Your answer must be an exact copy of the entries, containing no images.
**** TASK INPUT ****
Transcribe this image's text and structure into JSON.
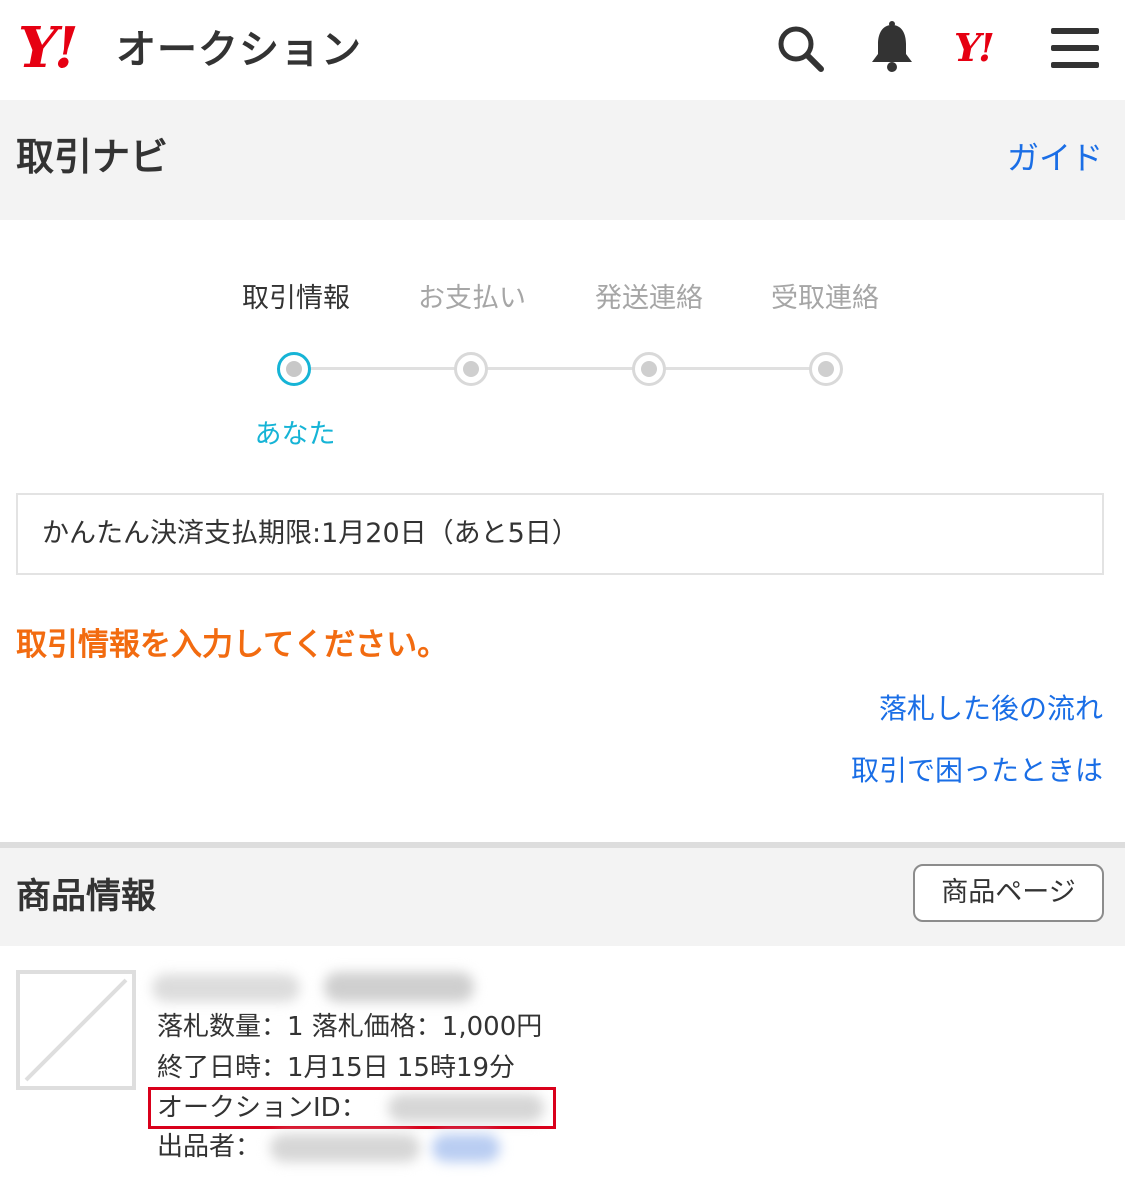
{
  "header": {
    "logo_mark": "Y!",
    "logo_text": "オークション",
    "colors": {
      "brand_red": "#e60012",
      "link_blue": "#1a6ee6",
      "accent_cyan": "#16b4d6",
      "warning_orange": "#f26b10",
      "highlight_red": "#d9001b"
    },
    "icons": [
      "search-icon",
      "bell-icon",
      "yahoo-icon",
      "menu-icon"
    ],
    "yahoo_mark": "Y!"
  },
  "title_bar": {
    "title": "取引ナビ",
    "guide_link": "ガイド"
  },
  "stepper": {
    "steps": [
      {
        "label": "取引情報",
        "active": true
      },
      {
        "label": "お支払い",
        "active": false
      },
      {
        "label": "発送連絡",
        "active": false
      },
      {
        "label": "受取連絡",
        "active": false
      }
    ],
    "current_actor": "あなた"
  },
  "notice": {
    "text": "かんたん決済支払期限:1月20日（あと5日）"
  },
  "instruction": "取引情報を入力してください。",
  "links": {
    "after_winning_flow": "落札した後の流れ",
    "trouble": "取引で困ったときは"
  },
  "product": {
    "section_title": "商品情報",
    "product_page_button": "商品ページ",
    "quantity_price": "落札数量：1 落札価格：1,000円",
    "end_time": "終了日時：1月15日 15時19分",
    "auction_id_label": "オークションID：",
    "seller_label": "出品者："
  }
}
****
▶ **WRITTEN RESPONSE**
Transcribe this image's text and structure into JSON.
{
  "header": {
    "logo_mark": "Y!",
    "logo_text": "オークション",
    "colors": {
      "brand_red": "#e60012",
      "link_blue": "#1a6ee6",
      "accent_cyan": "#16b4d6",
      "warning_orange": "#f26b10",
      "highlight_red": "#d9001b"
    },
    "icons": [
      "search-icon",
      "bell-icon",
      "yahoo-icon",
      "menu-icon"
    ],
    "yahoo_mark": "Y!"
  },
  "title_bar": {
    "title": "取引ナビ",
    "guide_link": "ガイド"
  },
  "stepper": {
    "steps": [
      {
        "label": "取引情報",
        "active": true
      },
      {
        "label": "お支払い",
        "active": false
      },
      {
        "label": "発送連絡",
        "active": false
      },
      {
        "label": "受取連絡",
        "active": false
      }
    ],
    "current_actor": "あなた"
  },
  "notice": {
    "text": "かんたん決済支払期限:1月20日（あと5日）"
  },
  "instruction": "取引情報を入力してください。",
  "links": {
    "after_winning_flow": "落札した後の流れ",
    "trouble": "取引で困ったときは"
  },
  "product": {
    "section_title": "商品情報",
    "product_page_button": "商品ページ",
    "quantity_price": "落札数量：1 落札価格：1,000円",
    "end_time": "終了日時：1月15日 15時19分",
    "auction_id_label": "オークションID：",
    "seller_label": "出品者："
  }
}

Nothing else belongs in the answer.